The SMPA has called for the criminalisation of above-face-value ticket resale in Switzerland and urged its members to do more to combat touting

By Jon Chapple on 16 May 2016

Paléo Festival Nyon, Switzerland

SMPA member Paléo Festival operates its own ticket-swap service for fans unable to attend

image © Martin Abegglen

The Swiss Music Promoters’ Association (SMPA) has outlined its case for regulation of the country’s secondary ticketing market, arguing that the system as it stands is characterised by “excessive prices, forgeries, irritation and disappointment” and offers “no protection” to consumers.

While there are currently no restrictions on reselling tickets in Switzerland – the Federal Council, which governs the central European state, has previously stated that to “restrict the resale of legally acquired property would violate the principles of free competition, economic freedom and the guarantee of ownership” – SMPA says it “nevertheless intends to fight secondary market abuse”.

Its recommendations include either criminalising resale above face value (a view shared by Swiss national councillor Olivier Feller and Mumford & Sons manager Adam Tudhope in the UK) or making mandatory resale licences for secondary sellers.

“By buying your tickets from touts, you encourage the secondary market and profiteering at your expense”

Many anti-touting campaigners advocate personalised tickets, irretrievably bound to the buyer and requring their photo ID to enter the concert or festival, as a solution to secondary-market price gouging. However, SMPA – which represents 35 Swiss concert promoters and festivals – says such customised tickets aren’t “ideal”, citing a cost that would be “too high for all concerned”. “The extra cost would be added to the price of tickets,” explains CEO Stefan Breitenmoser. “For consumers this system would be expensive and inconvenient.”

It instead urges its members to consider alternatives such as a restriction on the number of tickets that can be sold to each person, limited distribution channels and the development of not-for-profit ticket swap sites, such as those pioneered by OpenAir St Gallen and Paléo Festival Nyon.

SMPA also lists a number of resale sites it believes consumers should avoid, including Alltickets, Viagogo, Onlineticketsshop, Worldticketshop, Vienna Ticketoffice, Ticketbande, eBay and Ricardo, which it says are rife with “speculation”. “By buying your tickets on these platforms or from touts, you encourage the secondary market and profiteering at your expense,” says Breitenmoser.

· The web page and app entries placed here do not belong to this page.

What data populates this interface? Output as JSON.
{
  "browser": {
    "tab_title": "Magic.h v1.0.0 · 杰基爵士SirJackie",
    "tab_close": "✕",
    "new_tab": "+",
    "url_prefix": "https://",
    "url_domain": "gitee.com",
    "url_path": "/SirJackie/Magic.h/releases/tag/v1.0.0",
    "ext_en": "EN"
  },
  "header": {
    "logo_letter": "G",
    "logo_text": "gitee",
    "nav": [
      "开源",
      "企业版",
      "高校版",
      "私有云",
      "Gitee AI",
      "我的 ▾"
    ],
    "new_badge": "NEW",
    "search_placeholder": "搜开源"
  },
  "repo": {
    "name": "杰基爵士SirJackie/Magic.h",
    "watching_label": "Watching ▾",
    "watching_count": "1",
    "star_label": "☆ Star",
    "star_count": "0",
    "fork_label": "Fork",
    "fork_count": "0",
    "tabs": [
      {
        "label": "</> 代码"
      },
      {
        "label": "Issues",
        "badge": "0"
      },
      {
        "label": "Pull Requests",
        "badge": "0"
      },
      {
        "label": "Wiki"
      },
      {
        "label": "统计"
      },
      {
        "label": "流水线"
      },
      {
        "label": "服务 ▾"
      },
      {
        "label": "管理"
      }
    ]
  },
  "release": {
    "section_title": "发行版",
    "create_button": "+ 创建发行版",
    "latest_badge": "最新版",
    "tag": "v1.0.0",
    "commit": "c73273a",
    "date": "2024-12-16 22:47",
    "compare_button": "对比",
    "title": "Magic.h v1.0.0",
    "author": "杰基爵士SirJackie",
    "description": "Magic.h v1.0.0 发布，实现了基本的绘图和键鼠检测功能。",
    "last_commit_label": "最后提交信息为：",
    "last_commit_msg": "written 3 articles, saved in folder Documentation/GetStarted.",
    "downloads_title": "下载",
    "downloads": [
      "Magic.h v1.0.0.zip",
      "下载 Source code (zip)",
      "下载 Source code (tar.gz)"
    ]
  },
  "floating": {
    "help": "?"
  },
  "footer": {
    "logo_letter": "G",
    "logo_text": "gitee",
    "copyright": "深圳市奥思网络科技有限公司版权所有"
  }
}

Belgium’s government earlier this month announced that Topticketshop, along with other resale sites Rang1Tickets.nl and Tickets België, are to be blocked by Belgian ISPs.